- Must have a campus tree care plan.
- Must have a campus tree program with dedicated annual expenditures.
- Must observe Arbor Day.
- Must service a learning project.
“Being (part of) Tree Campus USA means we are helping sustain the mission of the university by creating a beautiful place for anybody to come,” McCray told the Tuscaloosa News.
According to Anderson, a team of six people manages the trees, including a professional forester.
“A lot goes into maintaining our trees,” McCray told the Tuscaloosa News. “This is why we have a campus policy that doesn’t permit slacklining, zip lining, hammocks, climbing or nailing anything to our trees. That creates holes in them for bugs to enter and cause disease.”
Future of the green industry
It’s been noted time and time again by green industry professionals, but one of the biggest challenges they face in this particular line of work is facing the stereotypical idea that landscaping only means mowing lawns.
It is true that mowing lawns is a crucial element to this line of work, but it is only a small portion of a much larger scale. Unfortunately, this stereotype can sometimes be a contributing factor to the low student interest in the fields of landscaping, landscape architecture, horticulture, landscaping design and more.
Lamb agrees that he has seen this stigma ring true for many companies and campuses, though he hates to admit it.
“If you don’t emphasize and train proper mowing techniques, weed control, edging, mulching, tree care, deep root fertilization, pruning techniques, etc., it will not get done properly, and the results will be less than impressive,” said Lamb. “As a leader, it is paramount that you and your team leadership ‘inspect what you expect.’ In other words, get out from behind the desk and see if your crews are doing the job correctly and professionally.”
When asked what he believed industry professionals could do to help raise awareness of this industry, Lamb says the best way to start is to lead from the front, do what needs to be done without taking any shortcuts and to do each landscape project correctly the first time.
Lamb also emphasizes the importance of training grounds, trees, irrigation, etc. crews on the proper techniques they will need to accomplish their jobs, giving them the correct equipment to complete their tasks and ensuring crew members understand the importance of safeguarding their job sites.
His final piece of advice was, whenever possible, give presentations, write articles or participate in interviews with other professional outlets in the green industry to help spread the word.
Currently, the University of Alabama does not offer horticulture or landscaping degree programs, but Lamb does say that students interested in these fields of study are encouraged to interact with the professionals on staff who do have experience with these degrees.
Looking to the future
When it comes to preparing for the future of the university, Lamb and his crew already have a few ideas of what they would like to do to improve upon what’s already on campus, as well as a few ideas about what could potentially come to campus one day.

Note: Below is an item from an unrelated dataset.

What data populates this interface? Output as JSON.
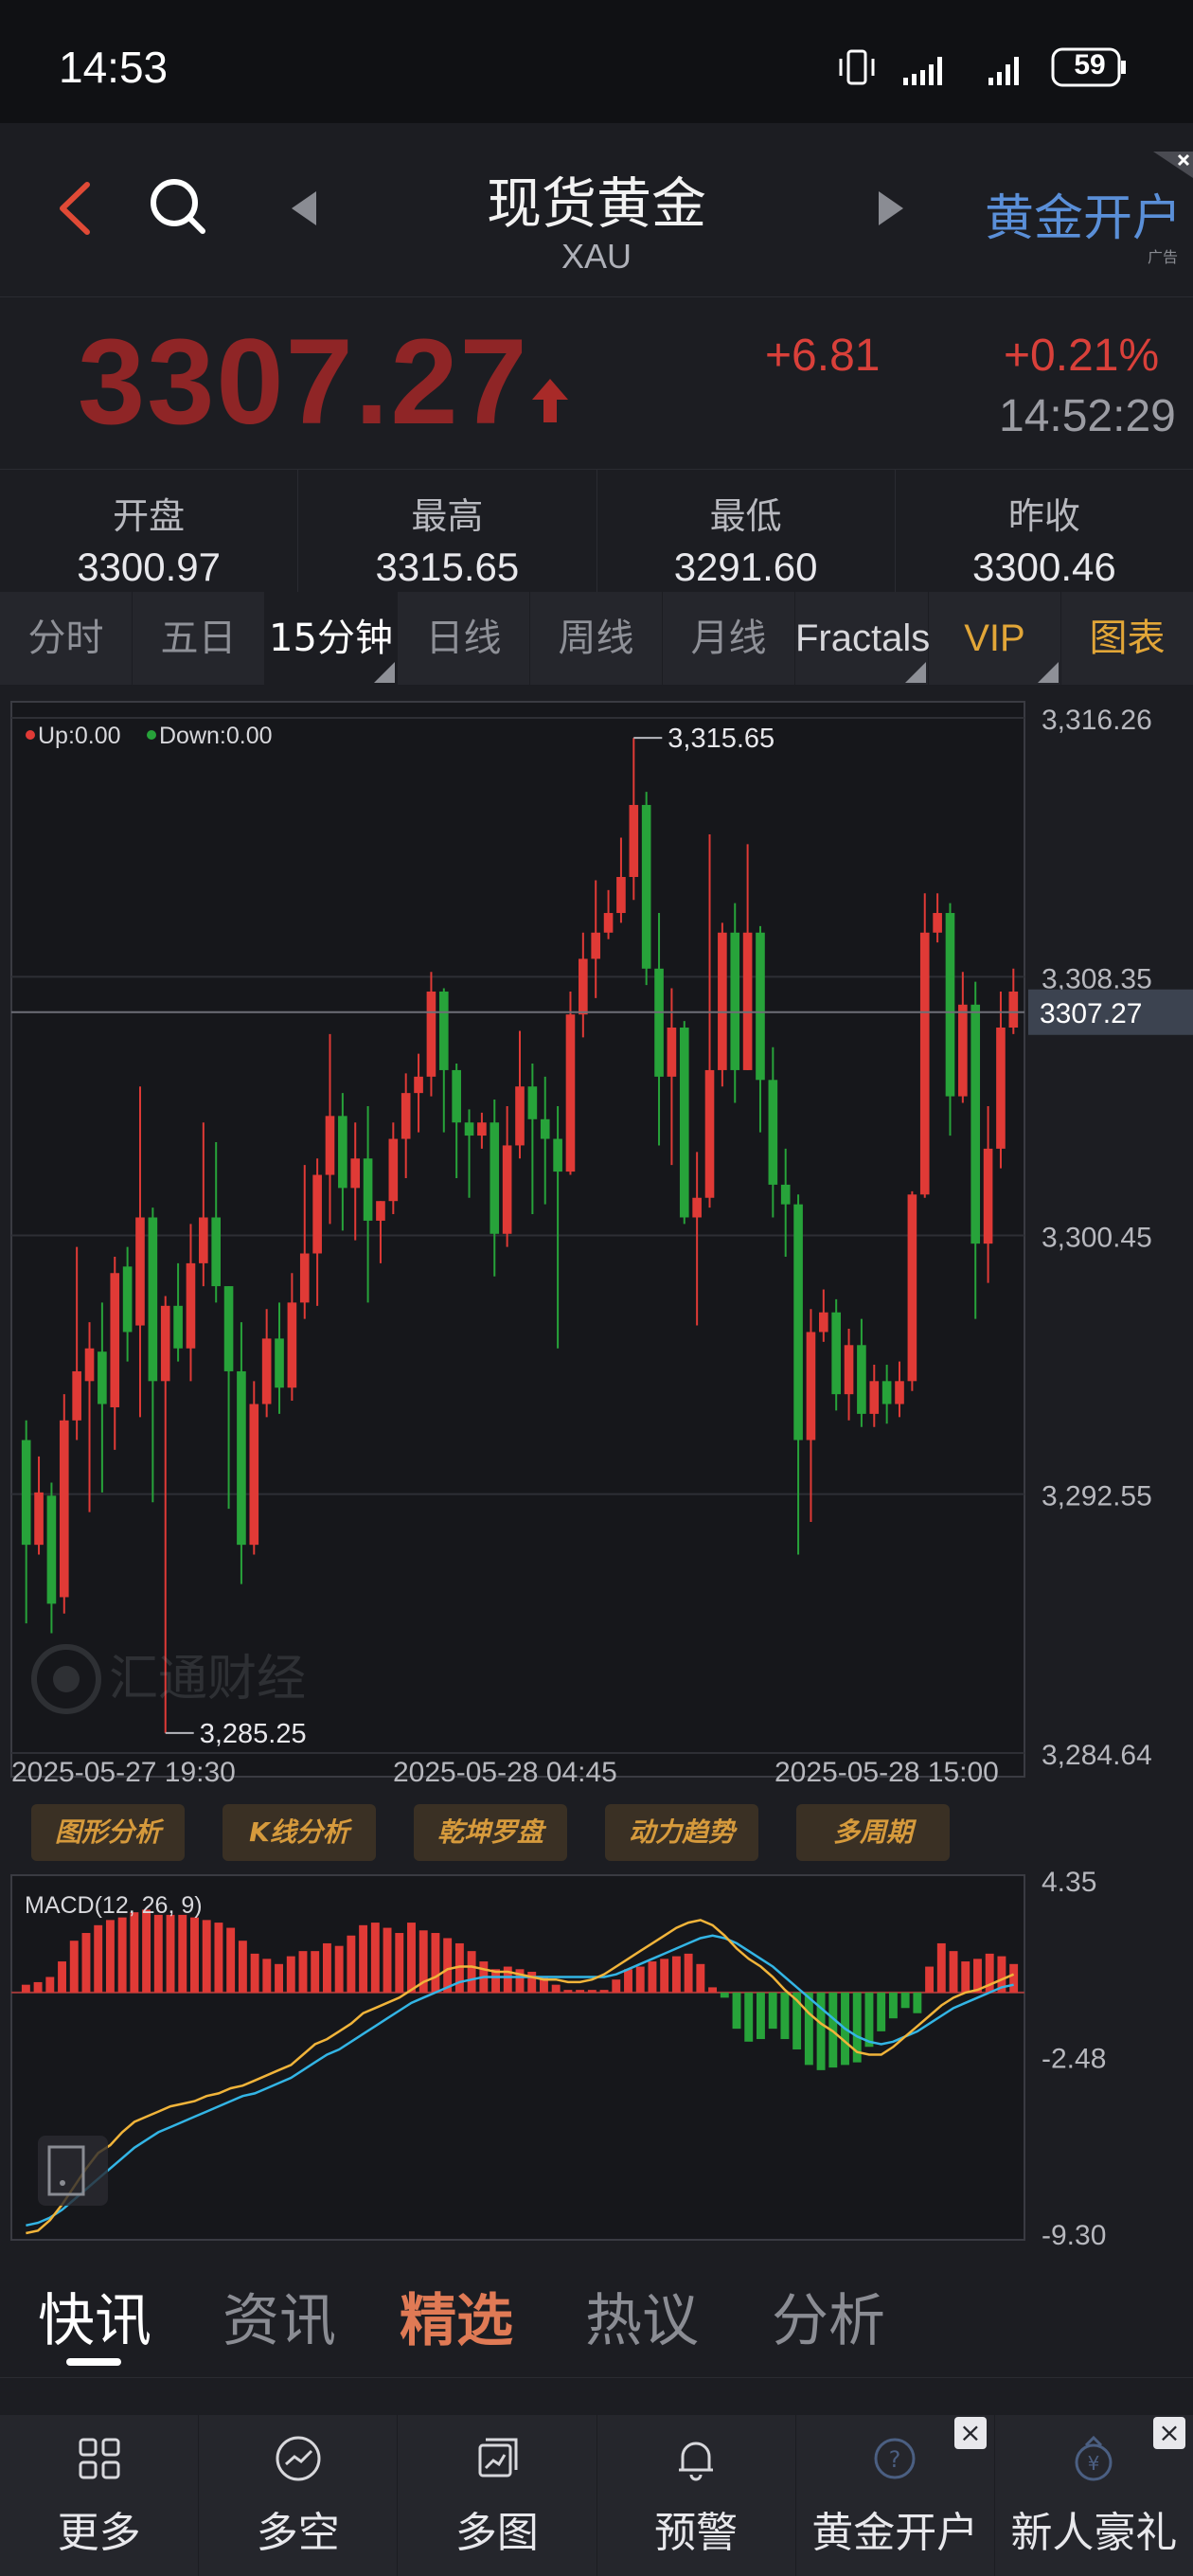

Lamb says he and his department currently have several goals for the landscaping across campus. For starters, Lamb says his department has updated the strategic plan for the university’s landscape and grounds. This plan, he says, serves as the guide for all of their landscape processes, training and procedures. To allow all of UA’s landscape components the opportunity to thrive, Lamb says they will closely adhere to this plan.
He explains that another goal for his team is to provide the grounds and landscape crews with the best possible training and equipment to help them on their road to success.
“Our overall goal is to be one of the most beautiful college campuses in the nation, and to achieve the designation of Tree Campus USA each year,” said Lamb. “We’ve been very successful at achieving these goals for the last several years.”